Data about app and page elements
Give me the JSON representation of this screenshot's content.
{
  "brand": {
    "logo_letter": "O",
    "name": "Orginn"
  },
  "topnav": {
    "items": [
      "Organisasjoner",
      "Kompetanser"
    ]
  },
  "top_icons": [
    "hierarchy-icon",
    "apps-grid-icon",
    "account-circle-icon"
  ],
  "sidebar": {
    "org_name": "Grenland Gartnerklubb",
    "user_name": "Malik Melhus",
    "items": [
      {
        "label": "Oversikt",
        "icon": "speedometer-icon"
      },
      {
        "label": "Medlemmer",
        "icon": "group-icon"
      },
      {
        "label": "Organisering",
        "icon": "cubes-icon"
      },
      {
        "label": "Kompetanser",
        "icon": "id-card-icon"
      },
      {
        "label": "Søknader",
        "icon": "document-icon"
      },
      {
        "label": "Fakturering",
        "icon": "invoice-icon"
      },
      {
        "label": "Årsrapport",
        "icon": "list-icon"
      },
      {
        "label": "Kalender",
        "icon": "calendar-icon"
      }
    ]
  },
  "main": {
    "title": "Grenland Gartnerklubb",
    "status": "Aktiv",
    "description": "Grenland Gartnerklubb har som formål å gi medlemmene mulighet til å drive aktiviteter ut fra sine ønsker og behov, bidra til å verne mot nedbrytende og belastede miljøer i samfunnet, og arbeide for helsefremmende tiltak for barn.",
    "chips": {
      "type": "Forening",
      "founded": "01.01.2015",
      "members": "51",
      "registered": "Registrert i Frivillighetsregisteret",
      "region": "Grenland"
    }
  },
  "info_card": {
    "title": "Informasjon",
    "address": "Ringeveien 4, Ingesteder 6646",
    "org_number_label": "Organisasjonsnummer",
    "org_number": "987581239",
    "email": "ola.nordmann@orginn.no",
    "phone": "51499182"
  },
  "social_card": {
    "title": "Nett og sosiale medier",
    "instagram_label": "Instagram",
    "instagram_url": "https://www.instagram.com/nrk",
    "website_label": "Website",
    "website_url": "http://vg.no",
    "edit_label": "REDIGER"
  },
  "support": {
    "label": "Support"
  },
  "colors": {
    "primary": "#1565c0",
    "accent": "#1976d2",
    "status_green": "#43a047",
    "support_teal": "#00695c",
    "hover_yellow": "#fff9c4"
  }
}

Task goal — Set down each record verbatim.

Answer space —
Give me the JSON representation of this screenshot's content.
{
  "brand": {
    "logo_letter": "O",
    "name": "Orginn"
  },
  "topnav": {
    "items": [
      "Organisasjoner",
      "Kompetanser"
    ]
  },
  "top_icons": [
    "hierarchy-icon",
    "apps-grid-icon",
    "account-circle-icon"
  ],
  "sidebar": {
    "org_name": "Grenland Gartnerklubb",
    "user_name": "Malik Melhus",
    "items": [
      {
        "label": "Oversikt",
        "icon": "speedometer-icon"
      },
      {
        "label": "Medlemmer",
        "icon": "group-icon"
      },
      {
        "label": "Organisering",
        "icon": "cubes-icon"
      },
      {
        "label": "Kompetanser",
        "icon": "id-card-icon"
      },
      {
        "label": "Søknader",
        "icon": "document-icon"
      },
      {
        "label": "Fakturering",
        "icon": "invoice-icon"
      },
      {
        "label": "Årsrapport",
        "icon": "list-icon"
      },
      {
        "label": "Kalender",
        "icon": "calendar-icon"
      }
    ]
  },
  "main": {
    "title": "Grenland Gartnerklubb",
    "status": "Aktiv",
    "description": "Grenland Gartnerklubb har som formål å gi medlemmene mulighet til å drive aktiviteter ut fra sine ønsker og behov, bidra til å verne mot nedbrytende og belastede miljøer i samfunnet, og arbeide for helsefremmende tiltak for barn.",
    "chips": {
      "type": "Forening",
      "founded": "01.01.2015",
      "members": "51",
      "registered": "Registrert i Frivillighetsregisteret",
      "region": "Grenland"
    }
  },
  "info_card": {
    "title": "Informasjon",
    "address": "Ringeveien 4, Ingesteder 6646",
    "org_number_label": "Organisasjonsnummer",
    "org_number": "987581239",
    "email": "ola.nordmann@orginn.no",
    "phone": "51499182"
  },
  "social_card": {
    "title": "Nett og sosiale medier",
    "instagram_label": "Instagram",
    "instagram_url": "https://www.instagram.com/nrk",
    "website_label": "Website",
    "website_url": "http://vg.no",
    "edit_label": "REDIGER"
  },
  "support": {
    "label": "Support"
  },
  "colors": {
    "primary": "#1565c0",
    "accent": "#1976d2",
    "status_green": "#43a047",
    "support_teal": "#00695c",
    "hover_yellow": "#fff9c4"
  }
}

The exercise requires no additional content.